● **WHAT YOU HAVE TO DO**
Tally the lines of the data that include the word "Samuel" and state the total, nothing else.

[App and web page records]

★ ★ ★ ★

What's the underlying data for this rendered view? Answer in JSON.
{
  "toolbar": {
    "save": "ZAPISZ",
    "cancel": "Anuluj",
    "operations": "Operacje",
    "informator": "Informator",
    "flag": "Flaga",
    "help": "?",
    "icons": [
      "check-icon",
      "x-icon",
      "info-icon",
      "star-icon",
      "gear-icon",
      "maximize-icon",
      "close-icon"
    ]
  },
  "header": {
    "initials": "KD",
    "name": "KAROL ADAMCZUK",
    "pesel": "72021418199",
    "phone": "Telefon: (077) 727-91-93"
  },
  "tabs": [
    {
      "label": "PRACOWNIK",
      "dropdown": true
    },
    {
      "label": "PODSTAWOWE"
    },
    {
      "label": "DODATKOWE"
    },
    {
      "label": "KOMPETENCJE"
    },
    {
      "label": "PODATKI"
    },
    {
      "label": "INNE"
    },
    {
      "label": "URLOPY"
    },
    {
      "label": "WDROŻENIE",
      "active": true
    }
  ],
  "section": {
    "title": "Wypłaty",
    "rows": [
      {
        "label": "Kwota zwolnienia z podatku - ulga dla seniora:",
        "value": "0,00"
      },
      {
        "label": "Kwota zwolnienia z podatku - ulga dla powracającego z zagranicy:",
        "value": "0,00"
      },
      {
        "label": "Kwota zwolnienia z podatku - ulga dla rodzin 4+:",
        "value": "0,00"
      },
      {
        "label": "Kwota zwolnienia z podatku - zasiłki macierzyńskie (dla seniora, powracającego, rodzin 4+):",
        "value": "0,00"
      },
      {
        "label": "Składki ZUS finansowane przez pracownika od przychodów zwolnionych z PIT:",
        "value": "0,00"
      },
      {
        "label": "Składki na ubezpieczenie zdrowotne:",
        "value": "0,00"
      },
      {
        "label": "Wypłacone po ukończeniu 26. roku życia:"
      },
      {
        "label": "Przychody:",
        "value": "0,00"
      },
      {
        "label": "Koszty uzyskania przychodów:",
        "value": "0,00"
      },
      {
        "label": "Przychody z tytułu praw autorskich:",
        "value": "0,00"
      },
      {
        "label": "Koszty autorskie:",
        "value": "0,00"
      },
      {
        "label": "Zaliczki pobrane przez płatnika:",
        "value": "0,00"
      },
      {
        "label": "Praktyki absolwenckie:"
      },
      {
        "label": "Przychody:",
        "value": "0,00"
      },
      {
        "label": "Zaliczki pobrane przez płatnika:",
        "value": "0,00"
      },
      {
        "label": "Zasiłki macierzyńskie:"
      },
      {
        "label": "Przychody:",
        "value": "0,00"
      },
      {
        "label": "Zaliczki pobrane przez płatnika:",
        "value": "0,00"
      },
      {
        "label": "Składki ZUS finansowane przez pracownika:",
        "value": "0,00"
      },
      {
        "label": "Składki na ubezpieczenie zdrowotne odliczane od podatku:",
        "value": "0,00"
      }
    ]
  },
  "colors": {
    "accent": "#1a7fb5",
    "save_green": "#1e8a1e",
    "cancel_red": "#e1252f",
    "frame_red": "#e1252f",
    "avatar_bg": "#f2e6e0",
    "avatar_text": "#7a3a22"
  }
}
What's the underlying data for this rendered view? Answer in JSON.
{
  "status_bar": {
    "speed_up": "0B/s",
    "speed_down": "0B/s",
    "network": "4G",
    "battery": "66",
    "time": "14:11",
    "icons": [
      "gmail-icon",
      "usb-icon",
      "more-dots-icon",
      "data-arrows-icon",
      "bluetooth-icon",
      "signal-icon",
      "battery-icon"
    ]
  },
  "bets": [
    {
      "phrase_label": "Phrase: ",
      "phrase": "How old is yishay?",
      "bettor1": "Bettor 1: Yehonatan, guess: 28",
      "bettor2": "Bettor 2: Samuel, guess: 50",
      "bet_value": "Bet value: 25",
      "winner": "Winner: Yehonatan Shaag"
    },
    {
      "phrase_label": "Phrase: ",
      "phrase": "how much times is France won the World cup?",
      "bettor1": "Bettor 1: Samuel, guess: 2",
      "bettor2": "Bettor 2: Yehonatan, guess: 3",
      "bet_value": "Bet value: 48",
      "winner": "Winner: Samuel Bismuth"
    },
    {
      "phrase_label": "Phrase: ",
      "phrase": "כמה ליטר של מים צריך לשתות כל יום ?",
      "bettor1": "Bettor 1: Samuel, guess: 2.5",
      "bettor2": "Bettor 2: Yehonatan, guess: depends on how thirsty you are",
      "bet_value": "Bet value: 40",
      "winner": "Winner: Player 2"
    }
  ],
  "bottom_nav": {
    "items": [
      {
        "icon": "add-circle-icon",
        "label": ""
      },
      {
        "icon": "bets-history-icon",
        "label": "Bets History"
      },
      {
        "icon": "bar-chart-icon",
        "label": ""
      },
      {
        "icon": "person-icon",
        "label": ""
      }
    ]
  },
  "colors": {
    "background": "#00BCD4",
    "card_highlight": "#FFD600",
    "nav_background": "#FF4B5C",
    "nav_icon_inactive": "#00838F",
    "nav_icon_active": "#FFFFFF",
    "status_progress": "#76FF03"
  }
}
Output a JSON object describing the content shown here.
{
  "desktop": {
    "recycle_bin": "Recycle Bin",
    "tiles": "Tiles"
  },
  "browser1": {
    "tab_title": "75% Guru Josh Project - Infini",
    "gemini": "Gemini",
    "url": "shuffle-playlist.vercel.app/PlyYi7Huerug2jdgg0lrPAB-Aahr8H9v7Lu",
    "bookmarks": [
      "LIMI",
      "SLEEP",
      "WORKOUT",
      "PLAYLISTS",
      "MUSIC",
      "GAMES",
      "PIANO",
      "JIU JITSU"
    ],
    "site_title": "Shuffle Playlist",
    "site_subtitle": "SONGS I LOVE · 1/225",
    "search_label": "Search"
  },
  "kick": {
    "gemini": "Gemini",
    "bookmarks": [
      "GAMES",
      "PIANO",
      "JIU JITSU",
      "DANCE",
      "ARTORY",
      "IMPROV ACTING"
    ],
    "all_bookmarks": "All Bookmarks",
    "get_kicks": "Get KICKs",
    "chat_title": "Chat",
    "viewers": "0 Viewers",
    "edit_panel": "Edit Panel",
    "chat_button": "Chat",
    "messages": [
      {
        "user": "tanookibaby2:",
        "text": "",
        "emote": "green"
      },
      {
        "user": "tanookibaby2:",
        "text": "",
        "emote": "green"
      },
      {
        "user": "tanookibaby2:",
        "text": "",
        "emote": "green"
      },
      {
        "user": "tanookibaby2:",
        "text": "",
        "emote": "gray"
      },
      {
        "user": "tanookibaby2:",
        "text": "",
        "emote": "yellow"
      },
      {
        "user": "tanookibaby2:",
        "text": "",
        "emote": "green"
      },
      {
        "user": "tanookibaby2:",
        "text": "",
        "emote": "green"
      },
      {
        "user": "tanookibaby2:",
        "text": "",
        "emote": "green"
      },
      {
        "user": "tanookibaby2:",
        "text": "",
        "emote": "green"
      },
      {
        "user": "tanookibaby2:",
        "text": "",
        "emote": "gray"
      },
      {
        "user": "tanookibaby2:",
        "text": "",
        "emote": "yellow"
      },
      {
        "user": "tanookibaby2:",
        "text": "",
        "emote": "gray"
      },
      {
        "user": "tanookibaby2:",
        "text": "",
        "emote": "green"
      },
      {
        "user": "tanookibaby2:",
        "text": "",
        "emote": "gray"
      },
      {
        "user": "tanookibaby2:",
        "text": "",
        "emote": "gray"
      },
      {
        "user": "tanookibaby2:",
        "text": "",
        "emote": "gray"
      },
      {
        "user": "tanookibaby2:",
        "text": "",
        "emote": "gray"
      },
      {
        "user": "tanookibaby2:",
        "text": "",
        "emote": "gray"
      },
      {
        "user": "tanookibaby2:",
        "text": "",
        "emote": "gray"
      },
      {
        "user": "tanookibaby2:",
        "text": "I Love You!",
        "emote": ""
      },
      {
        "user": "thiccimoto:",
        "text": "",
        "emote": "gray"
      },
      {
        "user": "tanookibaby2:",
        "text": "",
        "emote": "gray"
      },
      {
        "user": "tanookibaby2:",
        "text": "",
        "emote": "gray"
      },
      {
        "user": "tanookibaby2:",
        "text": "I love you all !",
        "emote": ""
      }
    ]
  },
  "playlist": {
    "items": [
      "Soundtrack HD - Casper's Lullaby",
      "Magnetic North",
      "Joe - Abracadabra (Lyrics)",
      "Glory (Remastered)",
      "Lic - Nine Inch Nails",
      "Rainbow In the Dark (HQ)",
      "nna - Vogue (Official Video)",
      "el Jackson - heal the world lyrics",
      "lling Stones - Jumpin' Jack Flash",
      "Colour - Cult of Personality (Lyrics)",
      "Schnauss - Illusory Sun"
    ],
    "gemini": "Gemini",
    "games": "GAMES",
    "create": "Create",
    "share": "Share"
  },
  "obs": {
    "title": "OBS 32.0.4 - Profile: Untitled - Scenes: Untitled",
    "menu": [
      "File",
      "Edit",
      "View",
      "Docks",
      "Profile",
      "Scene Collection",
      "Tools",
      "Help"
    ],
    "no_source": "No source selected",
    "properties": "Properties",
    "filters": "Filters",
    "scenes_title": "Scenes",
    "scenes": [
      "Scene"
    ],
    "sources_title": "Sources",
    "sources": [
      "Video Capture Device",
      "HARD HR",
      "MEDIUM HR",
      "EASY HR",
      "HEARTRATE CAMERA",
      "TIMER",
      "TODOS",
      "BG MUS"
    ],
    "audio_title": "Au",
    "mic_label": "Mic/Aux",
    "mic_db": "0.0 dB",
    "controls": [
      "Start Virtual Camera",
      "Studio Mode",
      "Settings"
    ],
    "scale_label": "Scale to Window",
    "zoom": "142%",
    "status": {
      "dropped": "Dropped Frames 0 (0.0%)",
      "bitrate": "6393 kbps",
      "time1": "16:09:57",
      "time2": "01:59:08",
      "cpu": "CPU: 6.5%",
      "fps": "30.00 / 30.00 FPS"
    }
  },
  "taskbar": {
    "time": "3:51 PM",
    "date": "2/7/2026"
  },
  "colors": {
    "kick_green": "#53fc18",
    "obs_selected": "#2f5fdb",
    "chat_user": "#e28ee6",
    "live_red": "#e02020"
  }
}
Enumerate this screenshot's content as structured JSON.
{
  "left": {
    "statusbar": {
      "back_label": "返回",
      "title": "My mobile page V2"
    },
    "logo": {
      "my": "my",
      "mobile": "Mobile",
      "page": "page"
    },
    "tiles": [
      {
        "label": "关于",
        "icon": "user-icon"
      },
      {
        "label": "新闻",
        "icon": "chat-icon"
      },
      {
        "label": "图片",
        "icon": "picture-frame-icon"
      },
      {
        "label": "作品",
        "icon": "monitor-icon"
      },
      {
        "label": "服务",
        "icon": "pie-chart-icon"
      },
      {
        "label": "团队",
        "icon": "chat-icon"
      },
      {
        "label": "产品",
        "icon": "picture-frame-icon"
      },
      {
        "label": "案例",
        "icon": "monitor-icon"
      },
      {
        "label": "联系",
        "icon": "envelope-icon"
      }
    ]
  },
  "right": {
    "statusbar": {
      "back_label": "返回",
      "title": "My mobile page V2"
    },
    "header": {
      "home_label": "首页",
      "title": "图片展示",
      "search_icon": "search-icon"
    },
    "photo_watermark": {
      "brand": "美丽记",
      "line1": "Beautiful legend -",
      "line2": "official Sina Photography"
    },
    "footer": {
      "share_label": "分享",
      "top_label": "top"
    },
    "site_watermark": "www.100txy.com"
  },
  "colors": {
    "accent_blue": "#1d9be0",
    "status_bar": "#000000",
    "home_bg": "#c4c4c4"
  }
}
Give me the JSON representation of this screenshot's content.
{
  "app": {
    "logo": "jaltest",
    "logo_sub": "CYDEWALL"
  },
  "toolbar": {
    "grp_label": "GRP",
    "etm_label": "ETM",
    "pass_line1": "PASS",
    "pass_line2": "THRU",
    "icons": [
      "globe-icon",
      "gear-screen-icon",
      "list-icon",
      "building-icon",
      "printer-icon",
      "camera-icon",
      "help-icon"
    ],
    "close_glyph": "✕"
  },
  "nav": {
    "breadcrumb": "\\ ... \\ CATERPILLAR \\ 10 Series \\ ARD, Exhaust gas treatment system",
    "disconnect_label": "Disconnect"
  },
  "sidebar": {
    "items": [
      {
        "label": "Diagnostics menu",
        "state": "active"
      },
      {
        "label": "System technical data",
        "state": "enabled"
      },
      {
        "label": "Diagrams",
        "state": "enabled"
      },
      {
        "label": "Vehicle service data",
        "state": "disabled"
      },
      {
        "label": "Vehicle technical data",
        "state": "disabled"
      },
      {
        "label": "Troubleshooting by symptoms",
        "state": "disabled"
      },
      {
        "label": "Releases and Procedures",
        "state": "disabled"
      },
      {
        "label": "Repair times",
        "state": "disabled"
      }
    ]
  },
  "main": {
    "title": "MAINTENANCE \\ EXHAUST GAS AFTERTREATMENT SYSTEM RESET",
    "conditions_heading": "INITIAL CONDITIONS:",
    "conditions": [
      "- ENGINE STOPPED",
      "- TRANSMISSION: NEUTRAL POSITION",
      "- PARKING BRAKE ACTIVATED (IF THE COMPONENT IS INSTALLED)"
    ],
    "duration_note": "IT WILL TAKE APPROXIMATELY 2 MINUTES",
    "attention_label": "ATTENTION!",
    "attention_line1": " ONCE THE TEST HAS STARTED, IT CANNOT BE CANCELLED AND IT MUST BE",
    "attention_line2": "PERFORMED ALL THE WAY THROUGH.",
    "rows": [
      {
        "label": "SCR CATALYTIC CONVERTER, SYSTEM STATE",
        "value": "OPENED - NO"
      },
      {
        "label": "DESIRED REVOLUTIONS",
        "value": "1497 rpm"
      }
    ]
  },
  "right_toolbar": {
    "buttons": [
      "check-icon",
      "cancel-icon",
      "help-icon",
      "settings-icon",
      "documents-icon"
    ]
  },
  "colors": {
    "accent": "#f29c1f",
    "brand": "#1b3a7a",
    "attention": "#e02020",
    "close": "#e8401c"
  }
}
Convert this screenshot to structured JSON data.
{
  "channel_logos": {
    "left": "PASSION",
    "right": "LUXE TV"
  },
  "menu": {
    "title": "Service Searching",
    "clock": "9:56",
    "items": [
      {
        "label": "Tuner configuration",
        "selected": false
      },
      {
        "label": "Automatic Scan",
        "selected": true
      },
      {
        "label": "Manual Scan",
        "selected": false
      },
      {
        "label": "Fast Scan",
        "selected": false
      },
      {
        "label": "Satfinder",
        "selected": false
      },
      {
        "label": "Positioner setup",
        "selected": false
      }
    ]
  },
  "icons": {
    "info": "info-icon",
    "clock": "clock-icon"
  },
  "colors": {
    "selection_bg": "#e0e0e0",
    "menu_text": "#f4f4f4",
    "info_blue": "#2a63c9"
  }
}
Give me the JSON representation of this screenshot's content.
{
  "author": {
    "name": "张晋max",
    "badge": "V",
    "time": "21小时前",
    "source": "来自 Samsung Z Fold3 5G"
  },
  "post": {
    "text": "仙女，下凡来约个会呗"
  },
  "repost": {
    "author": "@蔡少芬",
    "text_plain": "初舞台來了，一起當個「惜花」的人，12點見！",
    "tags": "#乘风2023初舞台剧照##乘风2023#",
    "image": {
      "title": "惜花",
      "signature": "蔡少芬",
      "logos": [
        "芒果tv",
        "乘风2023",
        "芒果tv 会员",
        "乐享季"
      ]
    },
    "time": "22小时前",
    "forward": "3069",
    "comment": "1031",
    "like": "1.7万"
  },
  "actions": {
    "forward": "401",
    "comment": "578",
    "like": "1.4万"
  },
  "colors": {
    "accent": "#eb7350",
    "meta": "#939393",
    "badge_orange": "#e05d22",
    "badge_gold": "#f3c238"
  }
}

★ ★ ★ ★

● **SOLUTION TO THIS PROBLEM**
4